Before going out into the world every day, most of us stop and take a moment to look in a mirror. We fix our hair, make sure nothing is stuck in our teeth, and we check the neatness of our clothing. We leave the mirror with the confidence that we look good. How many of us check the mirror for forgiveness?
It is easy to check for the outward appearances but what are we carrying on the inside? Just like you adjust everything else in the mirror, do you adjust your forgiveness daily?
Unforgiveness has a look. It is a look of heaviness and despair. It is something that if you carry it on the inside, it shows up on the outside. It must be adjusted to improve your outer appearance.
I held onto unforgiveness for a long time. So much so that any offense that someone did to me justified me holding onto unforgiveness. From a person owing me money, lying on me, or forgetting my birthday made me mad enough to chose not to forgive. It all stemmed from the fact that I was still holding onto unforgiveness from being molested, abused, talked about, cheated on, put down, and looked over.
I remember when I was 16 my daddy telling me I was going to be ugly because I always had my lips poked out. He wasn’t saying that to be mean, but he wanted me to lose the attitude. I was mad and had an attitude about everything which is why I always had the duck lip look before it became popular. So full of unforgiveness even at a young age is what caused my outer looks to be unattractive. This was my way of life and I held onto unforgiveness simply because I had a right to or so I thought.
Later in my adulthood, once I got into a relationship with God, He began to deal with me on my unforgiveness. God desired a relationship with me and I too desired one with Him but there was something in the way of us truly experiencing a solid relationship, and that was my unforgiveness.
I started hearing sermon after sermon preached about it and folks were constantly telling me to let it go, but I would not bend. The entire time I would be thinking about what was done to me while the messages of forgiveness were being preached and would tell myself that there is no way they could expect me to forgive what was done to me. Messages like that would shift my spirit and I would be in service with my lips poked out and upset just appalled at the fact that I should even consider forgiving those that hurt me. How could I forgive someone for molesting me, hitting me, threatening me, or cheating on me? In fact, forgiving them wasn’t worth it because they would never change. However, I remember hearing the scripture, Matthew 6:14-15, “For if you forgive other people when they sin against you, your heavenly Father will also forgive you. But if you do not forgive others their sins, your Father will not forgive your sins.” (NIV) Lord knows I needed God to forgive me of my offenses and sins, and I also desired a closer relationship with Him so I had to forgive.
It did not come easy, nor did it come overnight, but it did come. I made the decision to forgive the worst of my offenders to the least of them. Holding onto unforgiveness was not worth me missing out on growing closer to God.

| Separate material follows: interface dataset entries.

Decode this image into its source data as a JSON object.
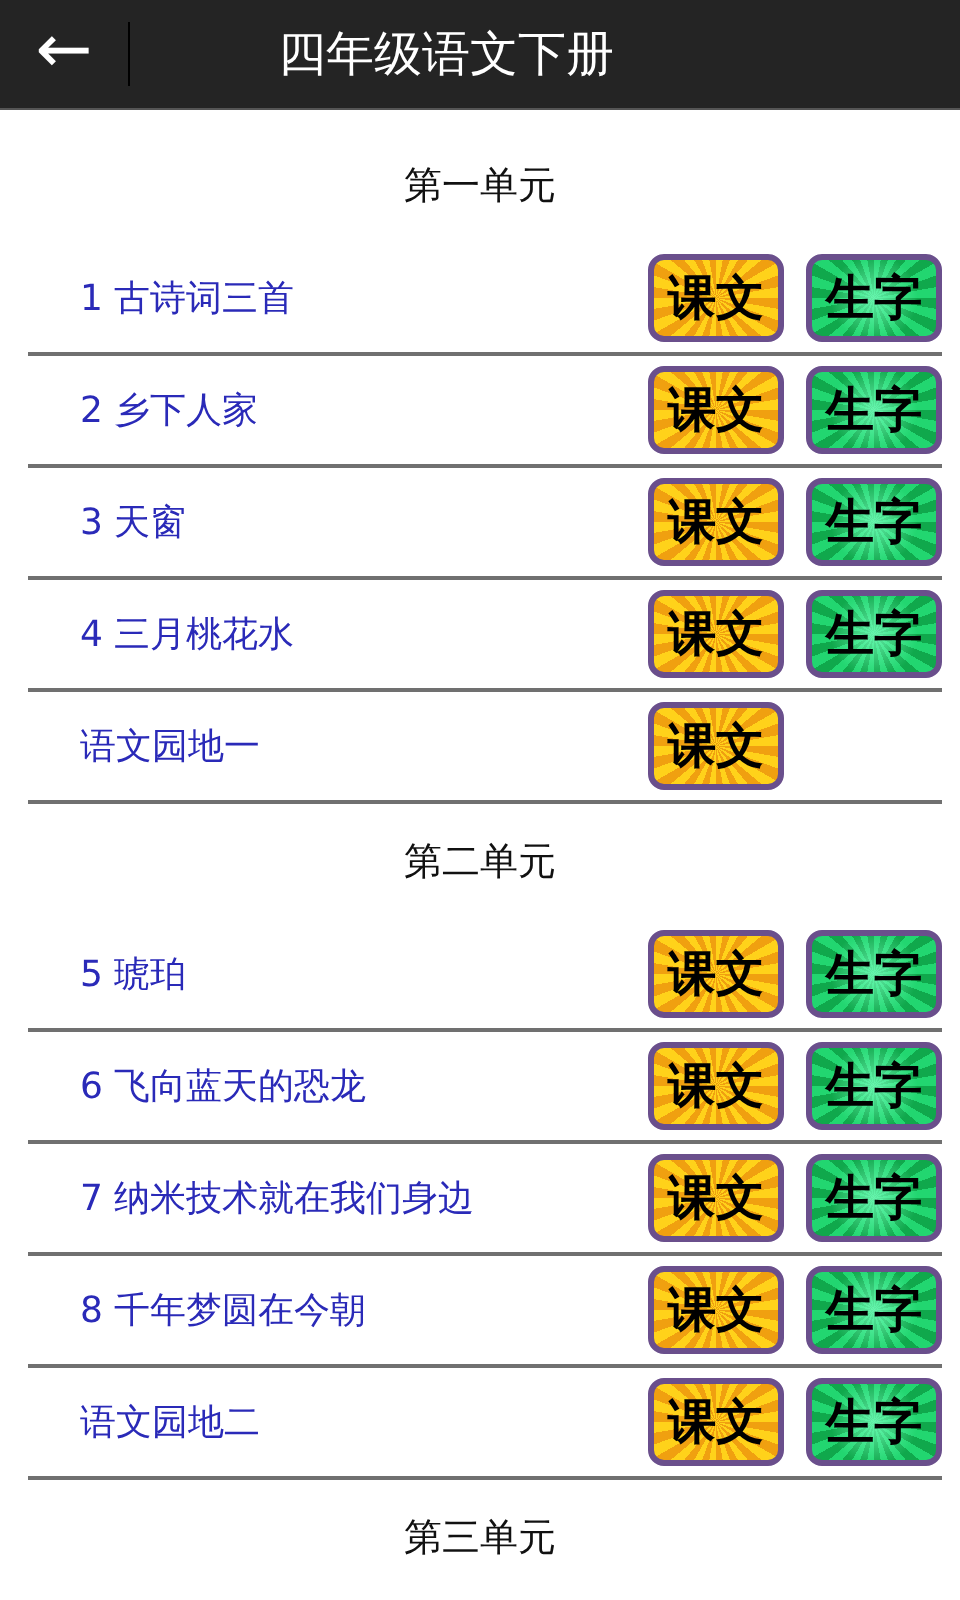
{
  "header": {
    "back_icon": "←",
    "title": "四年级语文下册"
  },
  "units": [
    {
      "title": "第一单元",
      "lessons": [
        {
          "title": "1 古诗词三首",
          "buttons": [
            {
              "kind": "text",
              "label": "课文"
            },
            {
              "kind": "chars",
              "label": "生字"
            }
          ]
        },
        {
          "title": "2 乡下人家",
          "buttons": [
            {
              "kind": "text",
              "label": "课文"
            },
            {
              "kind": "chars",
              "label": "生字"
            }
          ]
        },
        {
          "title": "3 天窗",
          "buttons": [
            {
              "kind": "text",
              "label": "课文"
            },
            {
              "kind": "chars",
              "label": "生字"
            }
          ]
        },
        {
          "title": "4 三月桃花水",
          "buttons": [
            {
              "kind": "text",
              "label": "课文"
            },
            {
              "kind": "chars",
              "label": "生字"
            }
          ]
        },
        {
          "title": "语文园地一",
          "buttons": [
            {
              "kind": "text",
              "label": "课文"
            }
          ]
        }
      ]
    },
    {
      "title": "第二单元",
      "lessons": [
        {
          "title": "5 琥珀",
          "buttons": [
            {
              "kind": "text",
              "label": "课文"
            },
            {
              "kind": "chars",
              "label": "生字"
            }
          ]
        },
        {
          "title": "6 飞向蓝天的恐龙",
          "buttons": [
            {
              "kind": "text",
              "label": "课文"
            },
            {
              "kind": "chars",
              "label": "生字"
            }
          ]
        },
        {
          "title": "7 纳米技术就在我们身边",
          "buttons": [
            {
              "kind": "text",
              "label": "课文"
            },
            {
              "kind": "chars",
              "label": "生字"
            }
          ]
        },
        {
          "title": "8 千年梦圆在今朝",
          "buttons": [
            {
              "kind": "text",
              "label": "课文"
            },
            {
              "kind": "chars",
              "label": "生字"
            }
          ]
        },
        {
          "title": "语文园地二",
          "buttons": [
            {
              "kind": "text",
              "label": "课文"
            },
            {
              "kind": "chars",
              "label": "生字"
            }
          ]
        }
      ]
    },
    {
      "title": "第三单元"
    }
  ]
}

Once I starting walking in forgiveness, I got my smile back. People took notice and were saying there was something different about me. It was the appearance of my forgiveness a glow. I am quicker to forgive because being in relationship with God is the best thing that has ever happened to me. I want to forgive so I can be forgiven.
Now when I pass the mirror and I adjust my clothes, my smile, and check my teeth, I remind myself to forgive because forgiveness looks good on me.
Meet the Contributor
Deborah Woolard is a single mother of three from Raleigh, NC and she currently resides in Charlotte, NC. She is an ordained & licensed minister and she serves as the Youth Director at R5 Church. Her love for writing, especially poetry is one of the many ways God allows her to use her gifts for His glory. Her poetry can be viewed at https://m.facebook.com/gracefullydsignedbydeborah/.